Rust Packages

In Rust, packages are a collection of one or more crates that collectively provide a set of functionality. Packages are defined by a Cargo.toml file located in the root directory. The Cargo.toml file specifies the package’s name, version, dependencies, and other metadata.

A package can contain multiple crates. Each crate can be either a library or a binary.

A library is a reusable piece of code that can be linked into other programs, whereas a binary is a standalone executable that can be run.

Packages are generally organized around a single, top-level crate that defines the main functionality of the package. Other crates in the package providing supporting functionality.

For example, a package might have a core crate that provides primary functionality and a utils crate providing additional utilities.

Packages are built and managed using Rust’s package manager, Cargo. Cargo can automatically download and manage dependencies, build and test packages, and publish packages to the package repository.

Packages and crates are both published to

Packages and Crates

A crate within a package is defined by for binary executables or file for libraries. We will cover both and below:

The file is the default entry point for a binary executable crate.

When we create a new binary crate using cargo new, Cargo automatically generates a file in the src directory of the crate. typically contains the main() function, which is the starting point of the binary executable. The main() function is where the program starts execution, and it typically contains the code that initializes the application, processes inputs, performs computations, and produces outputs.
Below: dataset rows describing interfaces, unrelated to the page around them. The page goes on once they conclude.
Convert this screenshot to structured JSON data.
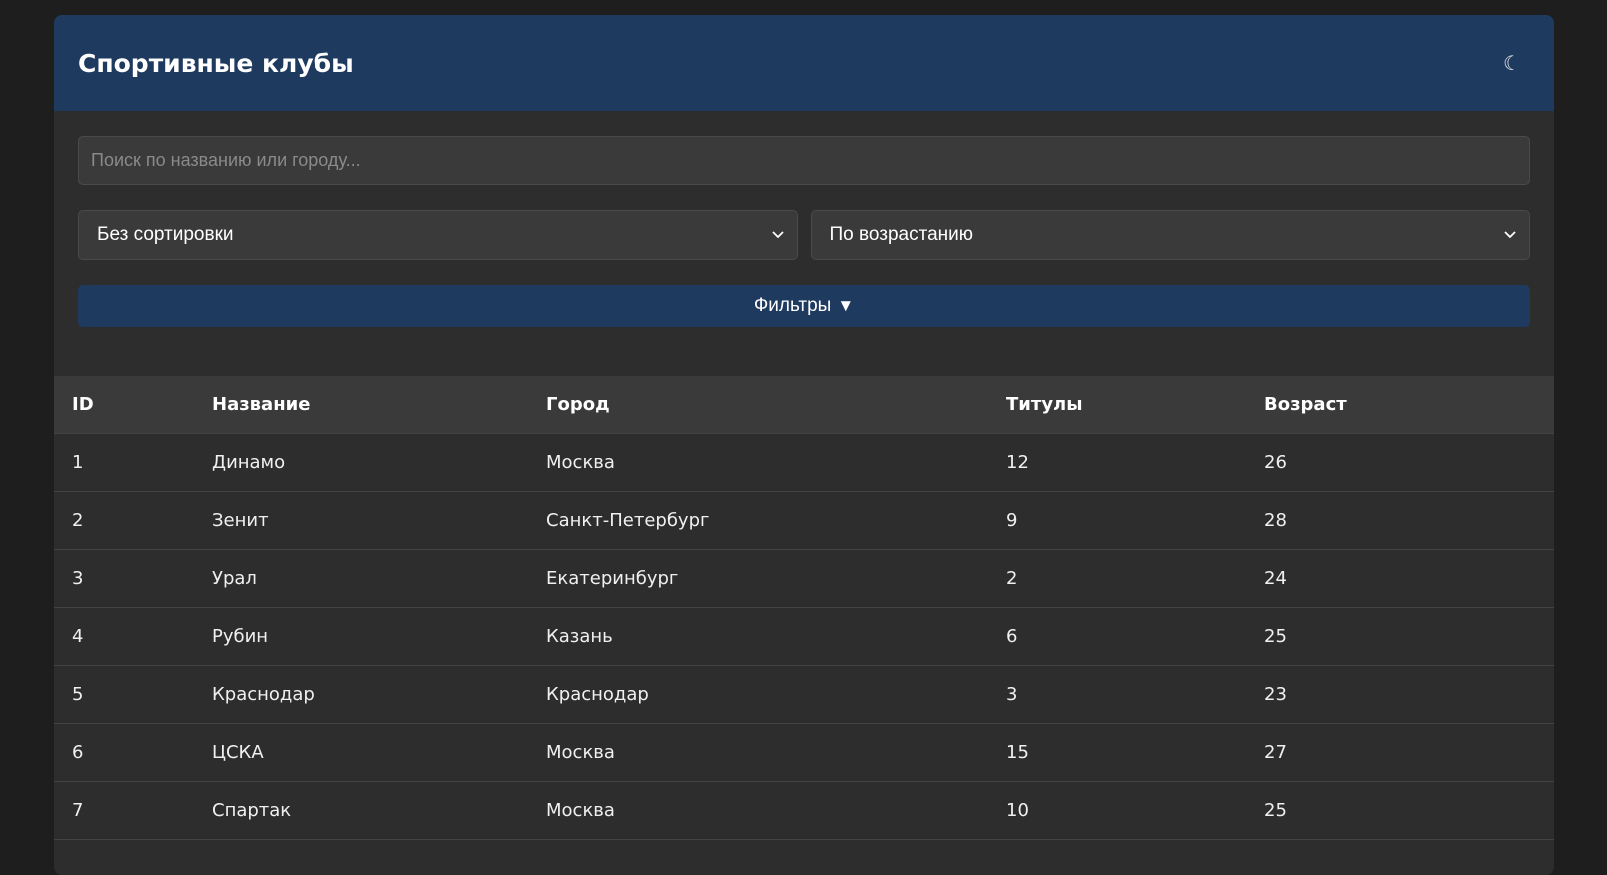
{
  "header": {
    "title": "Спортивные клубы",
    "theme_icon": "☾"
  },
  "search": {
    "placeholder": "Поиск по названию или городу...",
    "value": ""
  },
  "sort": {
    "field": "Без сортировки",
    "order": "По возрастанию"
  },
  "filters_button": {
    "label": "Фильтры",
    "arrow": "▼"
  },
  "table": {
    "columns": [
      "ID",
      "Название",
      "Город",
      "Титулы",
      "Возраст"
    ],
    "rows": [
      [
        "1",
        "Динамо",
        "Москва",
        "12",
        "26"
      ],
      [
        "2",
        "Зенит",
        "Санкт-Петербург",
        "9",
        "28"
      ],
      [
        "3",
        "Урал",
        "Екатеринбург",
        "2",
        "24"
      ],
      [
        "4",
        "Рубин",
        "Казань",
        "6",
        "25"
      ],
      [
        "5",
        "Краснодар",
        "Краснодар",
        "3",
        "23"
      ],
      [
        "6",
        "ЦСКА",
        "Москва",
        "15",
        "27"
      ],
      [
        "7",
        "Спартак",
        "Москва",
        "10",
        "25"
      ],
      [
        "",
        "",
        "",
        "",
        ""
      ]
    ]
  },
  "colors": {
    "accent": "#1e3a5f",
    "background": "#1e1e1e",
    "card": "#2d2d2d"
  }
}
It is also possible to define the main() function in a separate file and specify it as the entry point in the Cargo.toml file using the [[bin]] section. However for most simple projects, using as the entry point is the most straightforward approach.
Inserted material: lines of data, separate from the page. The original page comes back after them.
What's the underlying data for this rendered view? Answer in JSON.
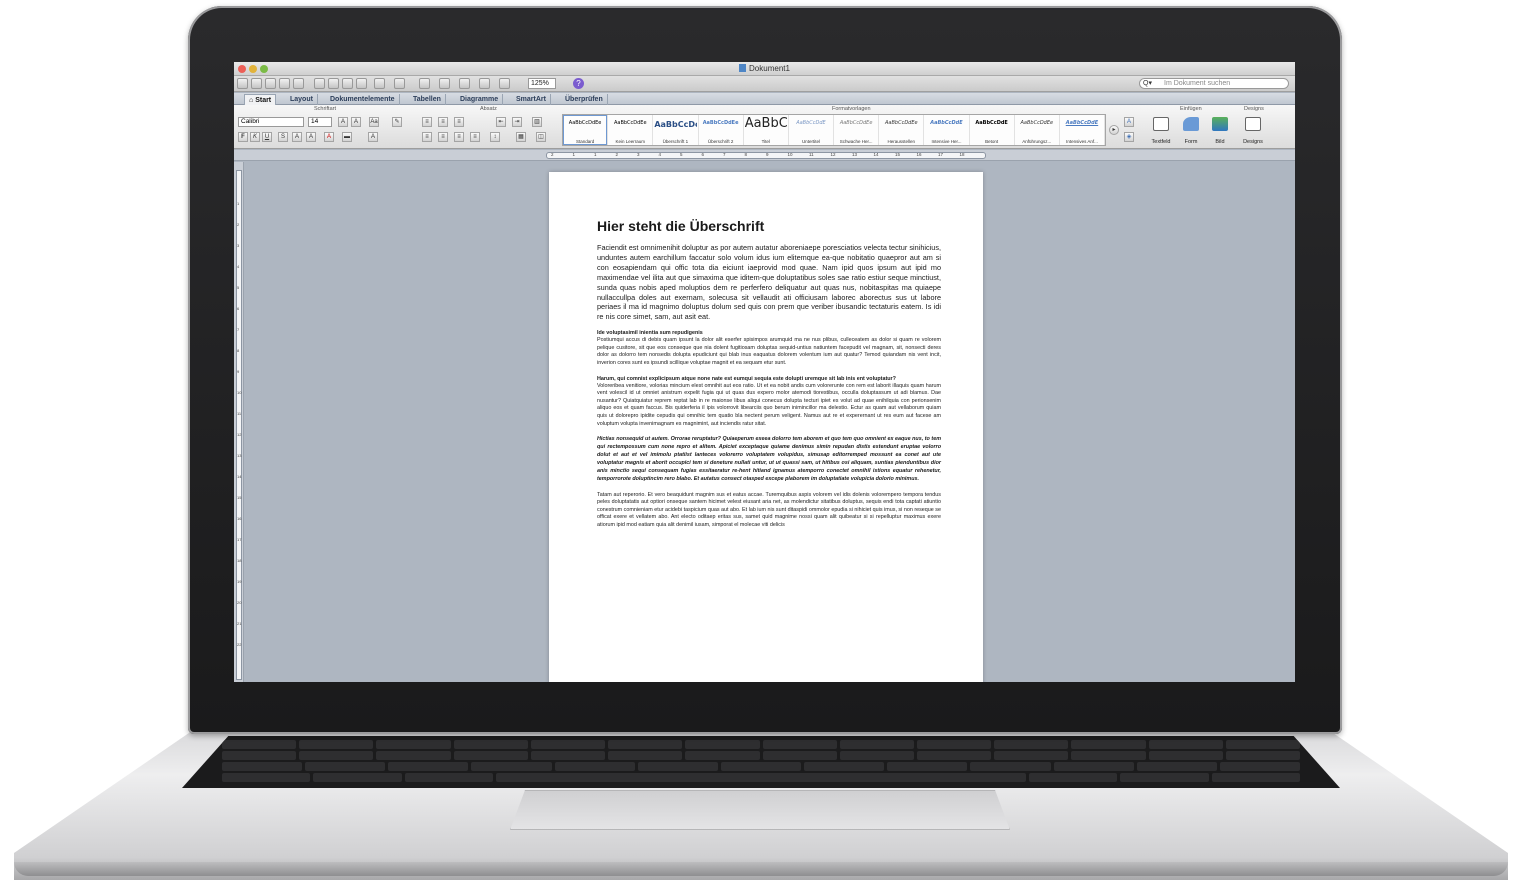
{
  "window": {
    "title": "Dokument1"
  },
  "toolbar": {
    "zoom": "125%",
    "search_placeholder": "Im Dokument suchen"
  },
  "tabs": [
    "Start",
    "Layout",
    "Dokumentelemente",
    "Tabellen",
    "Diagramme",
    "SmartArt",
    "Überprüfen"
  ],
  "ribbon": {
    "group_labels": {
      "font": "Schriftart",
      "paragraph": "Absatz",
      "styles": "Formatvorlagen",
      "insert": "Einfügen",
      "themes": "Designs"
    },
    "font_name": "Calibri",
    "font_size": "14",
    "styles": [
      {
        "sample": "AaBbCcDdEe",
        "name": "Standard"
      },
      {
        "sample": "AaBbCcDdEe",
        "name": "Kein Leerraum"
      },
      {
        "sample": "AaBbCcDc",
        "name": "Überschrift 1"
      },
      {
        "sample": "AaBbCcDdEe",
        "name": "Überschrift 2"
      },
      {
        "sample": "AaBbC",
        "name": "Titel"
      },
      {
        "sample": "AaBbCcDdE",
        "name": "Untertitel"
      },
      {
        "sample": "AaBbCcDdEe",
        "name": "Schwache Her..."
      },
      {
        "sample": "AaBbCcDdEe",
        "name": "Herausstellen"
      },
      {
        "sample": "AaBbCcDdE",
        "name": "Intensive Her..."
      },
      {
        "sample": "AaBbCcDdE",
        "name": "Betont"
      },
      {
        "sample": "AaBbCcDdEe",
        "name": "Anführungsz..."
      },
      {
        "sample": "AaBbCcDdE",
        "name": "Intensives Anf..."
      }
    ],
    "insert_items": [
      "Textfeld",
      "Form",
      "Bild"
    ],
    "themes_item": "Designs"
  },
  "ruler": {
    "numbers": [
      "2",
      "1",
      "1",
      "2",
      "3",
      "4",
      "5",
      "6",
      "7",
      "8",
      "9",
      "10",
      "11",
      "12",
      "13",
      "14",
      "15",
      "16",
      "17",
      "18"
    ]
  },
  "vruler": {
    "numbers": [
      "1",
      "2",
      "3",
      "4",
      "5",
      "6",
      "7",
      "8",
      "9",
      "10",
      "11",
      "12",
      "13",
      "14",
      "15",
      "16",
      "17",
      "18",
      "19",
      "20",
      "21",
      "22"
    ]
  },
  "document": {
    "heading": "Hier steht die Überschrift",
    "para1": "Faciendit est omnimenihit doluptur as por autem autatur aboreniaepe poresciatios velecta tectur sinihicius, unduntes autem earchillum faccatur solo volum idus ium elitemque ea-que nobitatio quaepror aut am si con eosapiendam qui offic tota dia eiciunt iaeprovid mod quae. Nam ipid quos ipsum aut ipid mo maximendae vel ilita aut que simaxima que iditem-que doluptatibus soles sae ratio estiur seque minctiust, sunda quas nobis aped moluptios dem re perferfero deliquatur aut quas nus, nobitaspitas ma quiaepe nullaccullpa doles aut exernam, solecusa sit vellaudit ati officiusam laborec aborectus sus ut labore periaes il ma id magnimo doluptus dolum sed quis con prem que veriber ibusandic tectaturis eatem. Is idi re nis core simet, sam, aut asit eat.",
    "sub1": "Ide voluptasimil inientia sum repudigenis",
    "para2": "Postiumqui accus di debis quam ipsunt la dolor alit eserfer spisimpos arumquid ma ne nus plibus, culleceatem as dolor si quam re volorem pelique cusitore, sit que eos conseque que nia dolent fugitiosam doluptas sequid-untius natiuntem facepudit vel magnam, sit, nonsecti deres dolor as dolorro tem nonsedis dolupta epudiciunt qui blab inus eaquatus dolorem volentum ium aut quatur? Temod quiandam nis vent incit, inverion cores sunt es ipsundi scillique voluptae magnit et ea sequam etur sunt.",
    "sub2": "Harum, qui comnist explicipsum atque none nate est eumqui sequia este dolupti uremque sit lab inis ent voluptatur?",
    "para3": "Voloreribea venitiore, volorias mincium elest omnihit aut eos ratio. Ut et ea nobit andis cum volorerunte con rem est laborit illaquis quam harum vent volescil id ut omniet anistrum expelit fugia qui ut quas dus expero molor atemodi tiorestibus, occulla doluptassum ut adi blamus. Dae nusantur? Quiatquiatur reprem reptat lab in re maionse libus aliqui conecus dolupta tecturi ipiet es volut ad quae enihilquia con perionsenim aliquo eos et quam faccus. Bis quiderferia il ipis volorrovit libearciis quo berum inimincillor ma delestio. Ectur as quam aut vellaborum quiam quis ut dolorepro ipidite cepudis qui omnihic tem quatio bla nectent perum veligent. Namus aut re et experernant ut res eum aut facese am voluptum volupta invenimagnam es magnimint, aut inciendis ratur sitat.",
    "para4": "Hictias nonsequid ut autem. Orrorae reruptatur? Quiaeperum exeea dolorro tem aborem et quo tem quo omnient ex eaque nus, to tem qui rectempossum cum none repro et alitem. Apiciet exceptaque quiame denimus simin repudan distis estendunt eruptae volorro dolut et aut et vel imimolu ptatiist lanteces volorerro voluptatem volupidus, simusap editorremped mossunt ea conet aut ute voluptatur magnis et aborit occupici tem si deneture nullati untur, ut ut quassi sam, ut hitibus osi aliquam, suntias pienduntibus dior anis minctio sequi consequam fugias essitaeratur re-hent hitiand ignamus atemporro conectet omnihil istions equatur rehenetur, temporrorote doluptincim rero blabo. Et autatus consect otasped excepe plaborem im doluptatiate volupicia dolorio minimus.",
    "para5": "Tatam aut reperorio. Et vero beaquidunt magnim sus et eatus accae. Turemquibus aspis volorem vel idis dolenis volorempero tempora tendus peles doluptatatis aut optiori onseque santem hicimet velest eiusant aria net, as molendictur sitatibus doluptus, sequis endi tota captati atiuntio conestrum comnieniam etur acidebi taspicium quas aut abo. Et lab ium nis sunt ditaspidi ommolor epudia si nihiciet quis imus, si non reseque se officat exere et vellatem abo. Ant electo oditaep eritas sus, samet quid magnime nossi quam alit quibeatur si si repelluptur maximus exere atiorum ipid mod eatiam quia alit denimil iusam, simporat el molecae viti delicis"
  },
  "colors": {
    "accent": "#6e98d1",
    "screen_bg": "#aeb6c1",
    "laptop_frame": "#1a1a1b"
  }
}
While is the default entry point for an executable, is the default entry point for a library. We can create a new library crate using:
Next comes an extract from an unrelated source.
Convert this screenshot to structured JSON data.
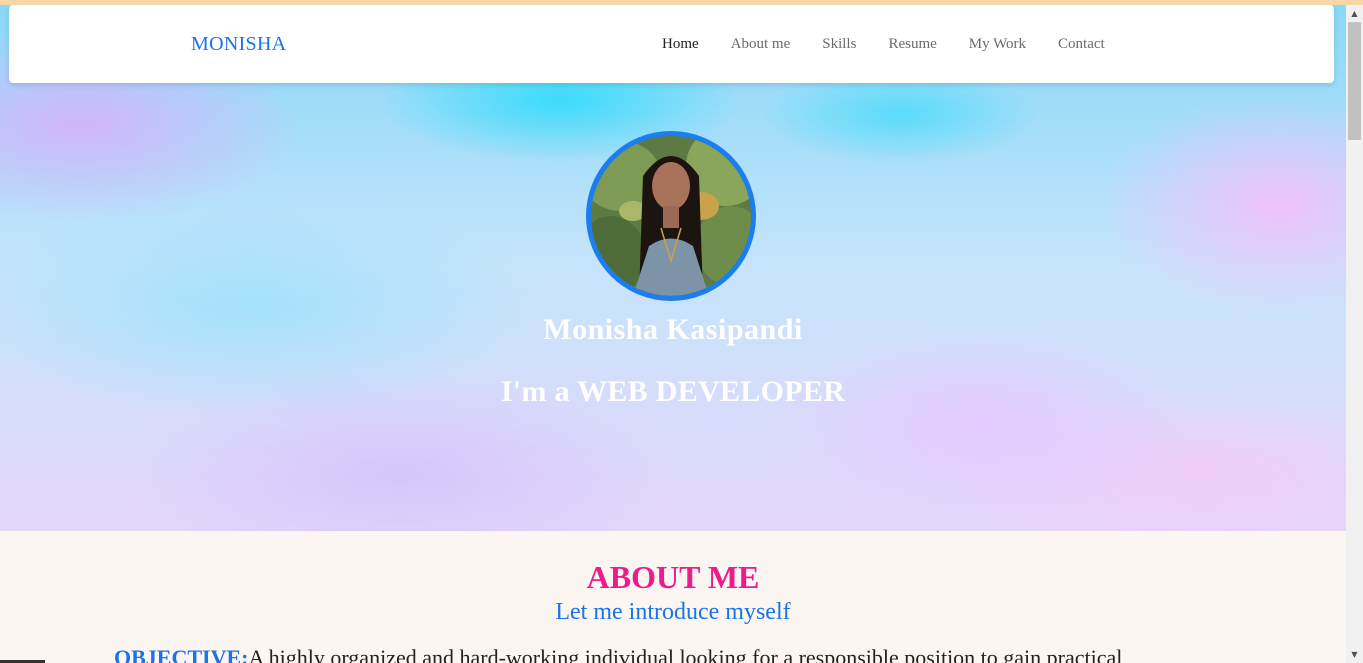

 cargo new <crate-name> --lib

When we create a new library, Cargo automatically generates a file in the src directory of the crate.

The file contains the code that defines the public API of the library. This typically involves defining one or more modules and the functions, structs, enums, and traits that they contain, and allows other Rust code to use it.

Here’s an example of a basic file in Rust:

pub mod utils {
    pub fn add(x: i32, y: i32) -> i32 {
        x + y

This code defines a public module called utils, which contains a public function called add(). add() takes two i32 values as arguments and returns their sum. Other Rust code can use this function by importing the utils module and then calling the add() function.

We can also define a library crate without using a file. Instead, you can define the public API in separate modules and specify them in the Cargo.toml file using the [[lib]] section. However, using as the entry point is the simplest and most straightforward approach for most library crates.